Supporting a national team in the World Cup has long been associated with a unifying a divided nation

Nabila Pathan

Published: Updated:

Supporting a national team in the World Cup has long been associated with unifying a divided nation. At a time when England may be polarized on the subject of “#BritishValues, rejecting the phrase in favor of “universal” ones fearful of a projecting “bigoted nationalism,” “elitism” and referencing behaviors like “football hooliganism” and “drunken disorderly behavior” to widen the scope of anti-British values beyond the Muslim focus.

In response to the week long debate, prominent Muslim leaders in the UK have been speaking out against Cameron’s recent comments. Mohammad Abdul Bari, who is the chairman of the East London mosque, recently wrote: “It should come as no surprise that, in fact, Muslims see themselves as full Britons, loyal to the country and contributing to its economy, education, charity, sports, health service and other sectors. The glory of London 2012 would not have been possible without Britain's diverse peoples - as Torch bearers, Games Makers and games winners - and Muslims were at the heart of that, with fellow citizens from other communities.”

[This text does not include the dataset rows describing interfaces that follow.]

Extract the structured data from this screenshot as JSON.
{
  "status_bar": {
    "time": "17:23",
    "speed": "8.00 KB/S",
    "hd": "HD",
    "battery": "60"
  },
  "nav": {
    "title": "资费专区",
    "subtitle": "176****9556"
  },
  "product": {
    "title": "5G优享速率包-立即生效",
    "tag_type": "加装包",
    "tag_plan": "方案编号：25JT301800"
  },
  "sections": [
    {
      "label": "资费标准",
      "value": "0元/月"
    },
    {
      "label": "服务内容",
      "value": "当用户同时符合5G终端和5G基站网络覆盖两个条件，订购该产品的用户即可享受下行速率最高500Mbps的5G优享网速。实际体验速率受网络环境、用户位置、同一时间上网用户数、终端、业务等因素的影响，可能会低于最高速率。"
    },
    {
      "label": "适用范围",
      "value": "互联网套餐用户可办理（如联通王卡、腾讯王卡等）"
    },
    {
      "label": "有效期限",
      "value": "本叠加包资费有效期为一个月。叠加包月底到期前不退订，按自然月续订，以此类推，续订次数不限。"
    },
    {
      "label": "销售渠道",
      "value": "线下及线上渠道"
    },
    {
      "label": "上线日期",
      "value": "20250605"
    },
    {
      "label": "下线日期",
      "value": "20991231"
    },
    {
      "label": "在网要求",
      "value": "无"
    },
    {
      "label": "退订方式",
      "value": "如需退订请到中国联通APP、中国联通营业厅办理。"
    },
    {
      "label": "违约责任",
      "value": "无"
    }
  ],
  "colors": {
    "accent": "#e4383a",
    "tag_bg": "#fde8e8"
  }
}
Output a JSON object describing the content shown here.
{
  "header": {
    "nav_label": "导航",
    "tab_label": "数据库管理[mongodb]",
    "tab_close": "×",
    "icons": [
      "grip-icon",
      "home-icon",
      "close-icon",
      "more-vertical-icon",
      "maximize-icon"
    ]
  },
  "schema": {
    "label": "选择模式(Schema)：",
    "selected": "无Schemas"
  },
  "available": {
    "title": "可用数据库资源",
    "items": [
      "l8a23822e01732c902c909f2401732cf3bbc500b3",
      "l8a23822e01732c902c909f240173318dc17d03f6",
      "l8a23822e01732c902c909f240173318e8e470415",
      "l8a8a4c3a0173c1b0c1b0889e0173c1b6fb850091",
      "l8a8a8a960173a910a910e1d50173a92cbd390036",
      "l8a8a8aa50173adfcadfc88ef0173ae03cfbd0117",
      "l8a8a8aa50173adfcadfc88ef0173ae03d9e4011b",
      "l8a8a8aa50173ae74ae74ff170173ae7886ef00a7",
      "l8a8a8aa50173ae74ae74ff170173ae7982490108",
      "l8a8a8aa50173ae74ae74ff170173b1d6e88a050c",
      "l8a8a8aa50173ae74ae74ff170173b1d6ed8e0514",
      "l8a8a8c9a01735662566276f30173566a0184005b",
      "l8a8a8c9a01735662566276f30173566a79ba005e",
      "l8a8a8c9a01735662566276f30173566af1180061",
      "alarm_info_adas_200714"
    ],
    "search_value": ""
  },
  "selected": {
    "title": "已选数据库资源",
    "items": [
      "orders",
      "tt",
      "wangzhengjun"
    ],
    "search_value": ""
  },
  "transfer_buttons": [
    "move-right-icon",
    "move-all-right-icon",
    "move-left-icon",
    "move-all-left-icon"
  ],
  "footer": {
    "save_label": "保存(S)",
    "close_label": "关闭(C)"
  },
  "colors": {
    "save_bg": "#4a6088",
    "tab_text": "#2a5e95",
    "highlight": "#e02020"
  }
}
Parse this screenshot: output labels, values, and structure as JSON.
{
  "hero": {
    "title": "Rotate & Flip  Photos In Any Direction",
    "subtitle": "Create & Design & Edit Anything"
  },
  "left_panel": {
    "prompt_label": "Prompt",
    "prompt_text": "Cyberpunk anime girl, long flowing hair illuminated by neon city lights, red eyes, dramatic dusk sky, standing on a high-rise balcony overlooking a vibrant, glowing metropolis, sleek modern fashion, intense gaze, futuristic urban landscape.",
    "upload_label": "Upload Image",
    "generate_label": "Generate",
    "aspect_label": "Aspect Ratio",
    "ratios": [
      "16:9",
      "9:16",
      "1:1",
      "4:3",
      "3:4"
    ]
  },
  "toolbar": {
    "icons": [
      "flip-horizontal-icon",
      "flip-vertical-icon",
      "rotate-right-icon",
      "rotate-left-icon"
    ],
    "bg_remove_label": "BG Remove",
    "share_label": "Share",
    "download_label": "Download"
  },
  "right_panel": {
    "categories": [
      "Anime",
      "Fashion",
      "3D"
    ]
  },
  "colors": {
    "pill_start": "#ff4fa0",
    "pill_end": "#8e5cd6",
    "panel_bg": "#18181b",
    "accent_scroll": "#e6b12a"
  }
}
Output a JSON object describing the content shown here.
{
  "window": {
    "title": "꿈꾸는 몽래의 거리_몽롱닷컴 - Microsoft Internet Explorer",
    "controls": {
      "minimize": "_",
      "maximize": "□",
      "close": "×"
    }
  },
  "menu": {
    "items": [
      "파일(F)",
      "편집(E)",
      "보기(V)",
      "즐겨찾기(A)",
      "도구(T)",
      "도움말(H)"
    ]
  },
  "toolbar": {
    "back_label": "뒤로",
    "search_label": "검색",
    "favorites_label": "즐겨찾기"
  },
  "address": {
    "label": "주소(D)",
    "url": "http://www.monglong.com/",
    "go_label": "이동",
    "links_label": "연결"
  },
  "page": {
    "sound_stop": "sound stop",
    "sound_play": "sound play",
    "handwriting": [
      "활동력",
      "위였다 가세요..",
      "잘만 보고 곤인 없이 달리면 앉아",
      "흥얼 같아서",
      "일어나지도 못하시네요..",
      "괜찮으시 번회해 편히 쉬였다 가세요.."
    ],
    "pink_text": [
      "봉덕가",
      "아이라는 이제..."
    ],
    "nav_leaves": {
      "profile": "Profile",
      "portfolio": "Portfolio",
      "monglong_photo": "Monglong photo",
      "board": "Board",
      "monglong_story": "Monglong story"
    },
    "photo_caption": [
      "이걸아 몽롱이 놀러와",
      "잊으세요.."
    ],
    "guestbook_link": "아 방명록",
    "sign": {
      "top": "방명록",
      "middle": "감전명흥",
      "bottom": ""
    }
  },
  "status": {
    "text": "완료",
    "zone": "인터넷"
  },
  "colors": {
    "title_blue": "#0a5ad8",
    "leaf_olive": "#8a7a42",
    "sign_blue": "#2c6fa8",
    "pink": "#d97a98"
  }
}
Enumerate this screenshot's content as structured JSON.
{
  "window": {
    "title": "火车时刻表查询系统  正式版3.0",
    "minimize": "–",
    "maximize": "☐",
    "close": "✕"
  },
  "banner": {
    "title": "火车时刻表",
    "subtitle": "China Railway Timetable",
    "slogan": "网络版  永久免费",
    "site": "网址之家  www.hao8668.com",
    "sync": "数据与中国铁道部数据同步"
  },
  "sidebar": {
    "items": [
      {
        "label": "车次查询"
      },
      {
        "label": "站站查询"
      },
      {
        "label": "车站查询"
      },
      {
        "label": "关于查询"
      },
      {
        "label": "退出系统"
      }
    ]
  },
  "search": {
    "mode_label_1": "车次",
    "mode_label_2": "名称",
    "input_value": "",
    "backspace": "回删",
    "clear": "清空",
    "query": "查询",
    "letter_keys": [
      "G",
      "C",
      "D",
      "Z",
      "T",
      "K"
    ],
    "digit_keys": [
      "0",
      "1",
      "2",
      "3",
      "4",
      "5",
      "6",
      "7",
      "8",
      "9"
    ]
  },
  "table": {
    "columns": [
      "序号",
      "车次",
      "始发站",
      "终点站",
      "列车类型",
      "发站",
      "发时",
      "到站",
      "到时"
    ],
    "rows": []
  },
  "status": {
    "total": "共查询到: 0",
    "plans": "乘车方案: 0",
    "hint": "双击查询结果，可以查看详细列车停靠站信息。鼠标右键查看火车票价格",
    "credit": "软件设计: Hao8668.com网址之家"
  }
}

The match between England and Uruguay takes place tonight live in Brazil at 8:00pm GMT.